“I never set a time limit on breastfeeding. Before I had my babies, I always knew it was what I wanted to do – I’m a very strong advocate of choice in all things concerning our bodies, so I’m the first to defend anyone who chooses to formula feed. However – personally, I had always wanted to breastfeed and hoped it would work for me – luckily, bar a few episodes of thrush and blocked ducts, it did.
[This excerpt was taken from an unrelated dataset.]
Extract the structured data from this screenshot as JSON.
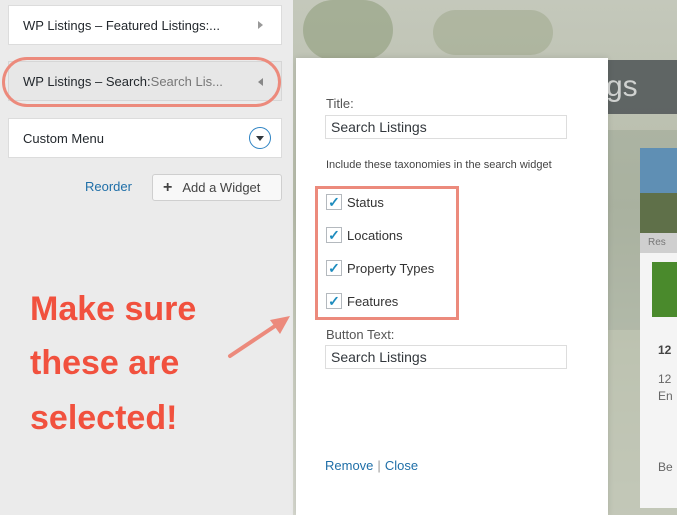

Initially, I thought getting to six months would be a good goal. That milestone came and went, and we were still going strong. A year came and went, too. Just after her first birthday, I had to return to work. I was a bit concerned about my supply dwindling, about whether she would accept a bottle from the childminder, (she’d always been quite reluctant) and also had the dilemma of whether to express (I never had much luck in that department first time around – now I can express 7oz per boob in one sitting!) or give follow on milk. Because my daughter was weaning well and eating a really wide range of foods, I wasn’t concerned about formula being at all detrimental to her diet, and decided that on the days she was at the childminder she would have formula; the rest of the time, boob. This worked really well. My supply kept up just fine – I still fed her in the morning and evening on work days, and in the night if she woke. Even after I split from her father when she was 18 months and she started having some nights away from me, I still just fed her whenever I could.
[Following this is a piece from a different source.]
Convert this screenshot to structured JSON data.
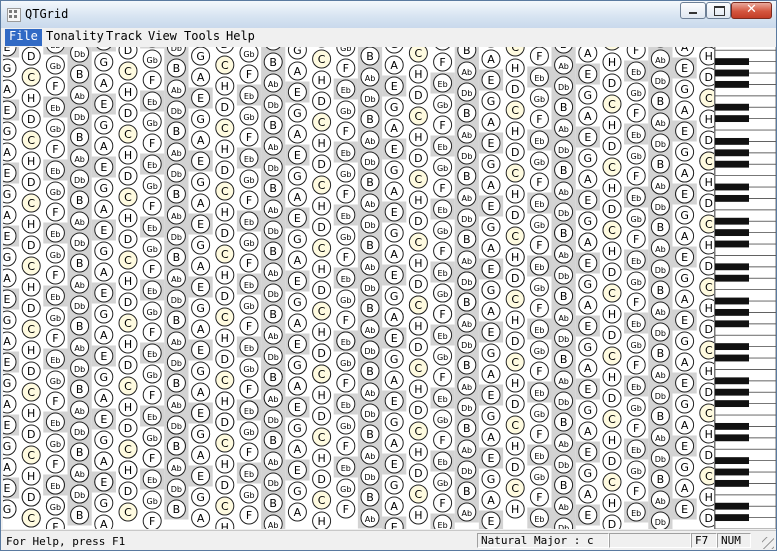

We hit her second birthday and she was still feeding – although it was becoming more gradual. At some point between her birthday in August that year and Christmas, she stopped feeding. It was such a gradual self-weaning process that I don’t even know when her last feed was. We just got a few weeks into not feeding and I realised that I couldn’t recall how long it had been since her last feed. She just stopped by herself. I’m so glad to have done it in that way – no abrupt ending for either of us, she was never denied a feed (and even now at 3.5yrs, when she asks to try if I’m feeding her baby sister, I let her but she gets close to my nipple then bursts out laughing!) I never intended to feed for so long, but it just worked. It was a comforter, a pain reliever, a sleep aid, a bonding tool, a mood booster, an immune strengthener. It just worked for us both, and was easy.
In all my time breastfeeding, I didn’t have ONE negative comment – never even a frown, a funny look, nothing. There’s so much in the press out there about how breastfeeding in public is a negative issue, how feeding older babies will receive bad attention – I never expect any of that. I really think that in reality, very few people care what you do!
I’m typing this while feeding my 7 month old daughter. We’ve had a tougher ride that I did with my first; some severe bouts of thrush, blocked ducts, mastitis, and now she’s got teeth and is teething, she’s biting quite a lot which is difficult. I don’t know if we will make it as long this time around, I hope so. We are planning more kids with a smaller age gap though, so I might have to stop sooner that I’d like. I know you CAN feed while pregnant; I’m just not sure I’d have the energy!
I suppose the upshot of my story is that there’s not necessarily a ‘black and white’ to breastfeeding. You don’t have to do all or nothing, you can be flexible. You don’t have to exclusively breastfeed, or set a finish date on either of you. If things are going well, just go with what’s comfortable for YOU. Your boobs, your baby, your choice.”
Siani lives in the Malvern Hills with her fiancé, two daughters, cat, dog and hens! After the birth of her first daughter, Siani founded the Worcestershire Mums Network which is an inclusive and supportive safe place for mums. The group now has over 5000 members and offers peer support, advice and networking across the county, and also has a bank of amazing volunteers running groups in children’s centres. Siani is currently on maternity leave from her job working with children with special needs and disabilities, and she also keeps herself busy running a business making keepsake bears and bunnies, and write a parenting column for the Worcester News.